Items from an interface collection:
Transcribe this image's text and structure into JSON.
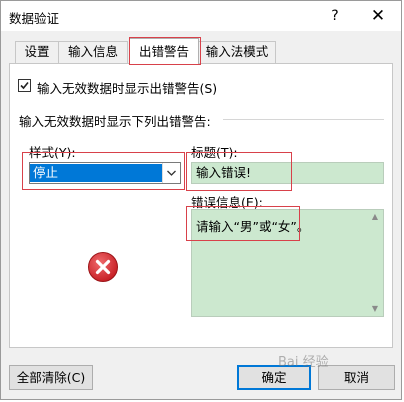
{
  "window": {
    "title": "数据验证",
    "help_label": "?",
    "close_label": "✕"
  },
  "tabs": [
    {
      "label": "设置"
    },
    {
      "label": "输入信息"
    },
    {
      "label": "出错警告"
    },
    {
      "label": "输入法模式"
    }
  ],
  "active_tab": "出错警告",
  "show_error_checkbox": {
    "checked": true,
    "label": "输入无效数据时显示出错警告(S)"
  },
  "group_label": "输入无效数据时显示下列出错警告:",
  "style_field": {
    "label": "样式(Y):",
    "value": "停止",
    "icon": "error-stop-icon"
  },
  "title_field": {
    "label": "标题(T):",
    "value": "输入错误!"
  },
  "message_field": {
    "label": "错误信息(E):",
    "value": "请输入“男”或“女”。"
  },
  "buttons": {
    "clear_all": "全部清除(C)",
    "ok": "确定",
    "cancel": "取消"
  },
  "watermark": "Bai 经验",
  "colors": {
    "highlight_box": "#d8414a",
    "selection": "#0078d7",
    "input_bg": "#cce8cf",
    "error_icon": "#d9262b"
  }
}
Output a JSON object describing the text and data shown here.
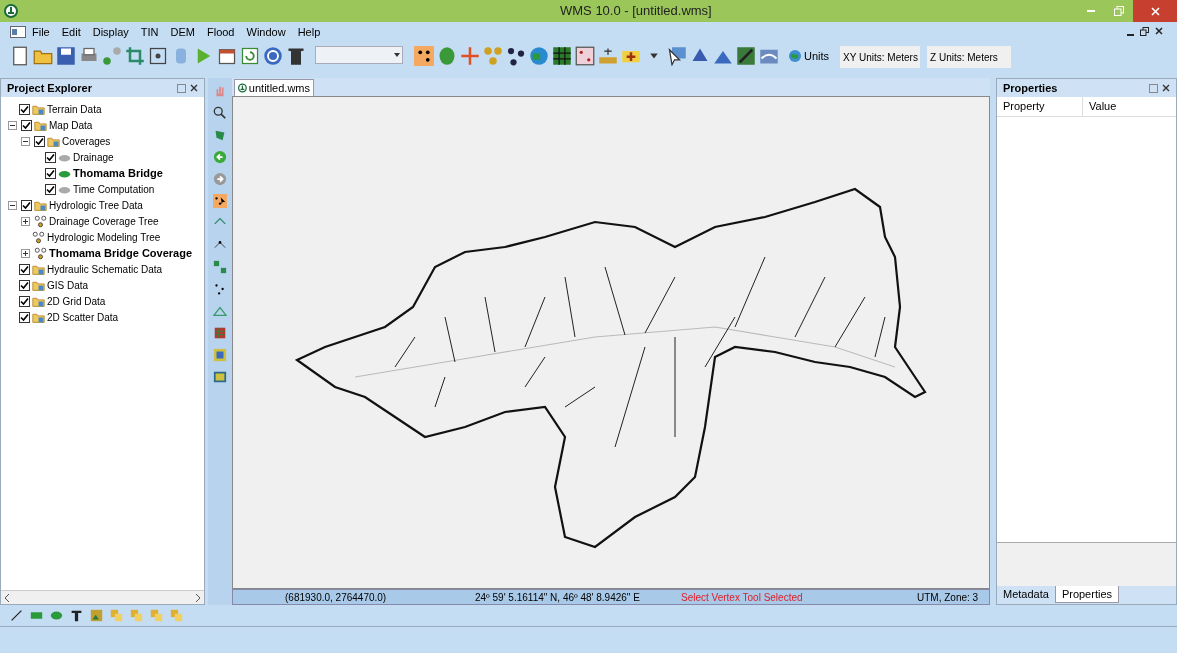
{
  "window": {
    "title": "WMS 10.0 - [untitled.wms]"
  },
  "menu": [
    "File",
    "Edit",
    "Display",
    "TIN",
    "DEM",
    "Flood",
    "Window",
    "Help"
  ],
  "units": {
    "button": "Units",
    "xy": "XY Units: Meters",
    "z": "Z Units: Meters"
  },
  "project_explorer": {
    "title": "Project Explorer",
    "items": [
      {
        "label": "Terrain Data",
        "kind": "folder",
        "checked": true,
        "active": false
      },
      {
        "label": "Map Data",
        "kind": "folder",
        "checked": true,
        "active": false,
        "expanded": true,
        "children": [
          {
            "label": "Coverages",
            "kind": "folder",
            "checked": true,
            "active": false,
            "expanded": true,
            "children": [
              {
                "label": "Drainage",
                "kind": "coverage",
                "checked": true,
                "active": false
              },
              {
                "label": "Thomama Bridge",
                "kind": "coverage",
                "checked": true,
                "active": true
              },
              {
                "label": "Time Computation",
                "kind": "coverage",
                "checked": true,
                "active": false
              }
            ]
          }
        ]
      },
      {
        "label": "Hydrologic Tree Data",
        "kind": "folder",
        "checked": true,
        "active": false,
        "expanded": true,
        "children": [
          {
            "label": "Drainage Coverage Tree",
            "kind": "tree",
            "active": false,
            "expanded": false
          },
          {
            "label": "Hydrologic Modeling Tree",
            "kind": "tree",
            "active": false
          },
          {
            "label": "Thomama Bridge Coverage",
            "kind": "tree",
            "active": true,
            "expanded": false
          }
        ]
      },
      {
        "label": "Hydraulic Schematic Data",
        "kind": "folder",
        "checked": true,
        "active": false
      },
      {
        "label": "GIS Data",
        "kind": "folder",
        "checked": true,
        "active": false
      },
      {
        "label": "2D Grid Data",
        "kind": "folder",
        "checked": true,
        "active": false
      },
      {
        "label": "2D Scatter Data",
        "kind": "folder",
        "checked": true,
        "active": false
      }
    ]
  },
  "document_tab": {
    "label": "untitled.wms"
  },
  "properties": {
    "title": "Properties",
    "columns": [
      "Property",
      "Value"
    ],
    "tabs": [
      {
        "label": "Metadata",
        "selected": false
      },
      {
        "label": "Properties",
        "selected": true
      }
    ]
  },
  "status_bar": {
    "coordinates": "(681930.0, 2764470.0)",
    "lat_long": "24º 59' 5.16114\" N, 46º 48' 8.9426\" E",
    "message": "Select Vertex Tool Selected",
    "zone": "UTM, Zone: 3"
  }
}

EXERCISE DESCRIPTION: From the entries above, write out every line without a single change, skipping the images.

FINISHED TASK:
Transcribe this image's text and structure into JSON.
{
  "window": {
    "title": "数据验证",
    "help_label": "?",
    "close_label": "✕"
  },
  "tabs": [
    {
      "label": "设置"
    },
    {
      "label": "输入信息"
    },
    {
      "label": "出错警告"
    },
    {
      "label": "输入法模式"
    }
  ],
  "active_tab": "出错警告",
  "show_error_checkbox": {
    "checked": true,
    "label": "输入无效数据时显示出错警告(S)"
  },
  "group_label": "输入无效数据时显示下列出错警告:",
  "style_field": {
    "label": "样式(Y):",
    "value": "停止",
    "icon": "error-stop-icon"
  },
  "title_field": {
    "label": "标题(T):",
    "value": "输入错误!"
  },
  "message_field": {
    "label": "错误信息(E):",
    "value": "请输入“男”或“女”。"
  },
  "buttons": {
    "clear_all": "全部清除(C)",
    "ok": "确定",
    "cancel": "取消"
  },
  "watermark": "Bai 经验",
  "colors": {
    "highlight_box": "#d8414a",
    "selection": "#0078d7",
    "input_bg": "#cce8cf",
    "error_icon": "#d9262b"
  }
}
Output a JSON object describing the text and data shown here.
{
  "window": {
    "title": "WMS 10.0 - [untitled.wms]"
  },
  "menu": [
    "File",
    "Edit",
    "Display",
    "TIN",
    "DEM",
    "Flood",
    "Window",
    "Help"
  ],
  "units": {
    "button": "Units",
    "xy": "XY Units: Meters",
    "z": "Z Units: Meters"
  },
  "project_explorer": {
    "title": "Project Explorer",
    "items": [
      {
        "label": "Terrain Data",
        "kind": "folder",
        "checked": true,
        "active": false
      },
      {
        "label": "Map Data",
        "kind": "folder",
        "checked": true,
        "active": false,
        "expanded": true,
        "children": [
          {
            "label": "Coverages",
            "kind": "folder",
            "checked": true,
            "active": false,
            "expanded": true,
            "children": [
              {
                "label": "Drainage",
                "kind": "coverage",
                "checked": true,
                "active": false
              },
              {
                "label": "Thomama Bridge",
                "kind": "coverage",
                "checked": true,
                "active": true
              },
              {
                "label": "Time Computation",
                "kind": "coverage",
                "checked": true,
                "active": false
              }
            ]
          }
        ]
      },
      {
        "label": "Hydrologic Tree Data",
        "kind": "folder",
        "checked": true,
        "active": false,
        "expanded": true,
        "children": [
          {
            "label": "Drainage Coverage Tree",
            "kind": "tree",
            "active": false,
            "expanded": false
          },
          {
            "label": "Hydrologic Modeling Tree",
            "kind": "tree",
            "active": false
          },
          {
            "label": "Thomama Bridge Coverage",
            "kind": "tree",
            "active": true,
            "expanded": false
          }
        ]
      },
      {
        "label": "Hydraulic Schematic Data",
        "kind": "folder",
        "checked": true,
        "active": false
      },
      {
        "label": "GIS Data",
        "kind": "folder",
        "checked": true,
        "active": false
      },
      {
        "label": "2D Grid Data",
        "kind": "folder",
        "checked": true,
        "active": false
      },
      {
        "label": "2D Scatter Data",
        "kind": "folder",
        "checked": true,
        "active": false
      }
    ]
  },
  "document_tab": {
    "label": "untitled.wms"
  },
  "properties": {
    "title": "Properties",
    "columns": [
      "Property",
      "Value"
    ],
    "tabs": [
      {
        "label": "Metadata",
        "selected": false
      },
      {
        "label": "Properties",
        "selected": true
      }
    ]
  },
  "status_bar": {
    "coordinates": "(681930.0, 2764470.0)",
    "lat_long": "24º 59' 5.16114\" N, 46º 48' 8.9426\" E",
    "message": "Select Vertex Tool Selected",
    "zone": "UTM, Zone: 3"
  }
}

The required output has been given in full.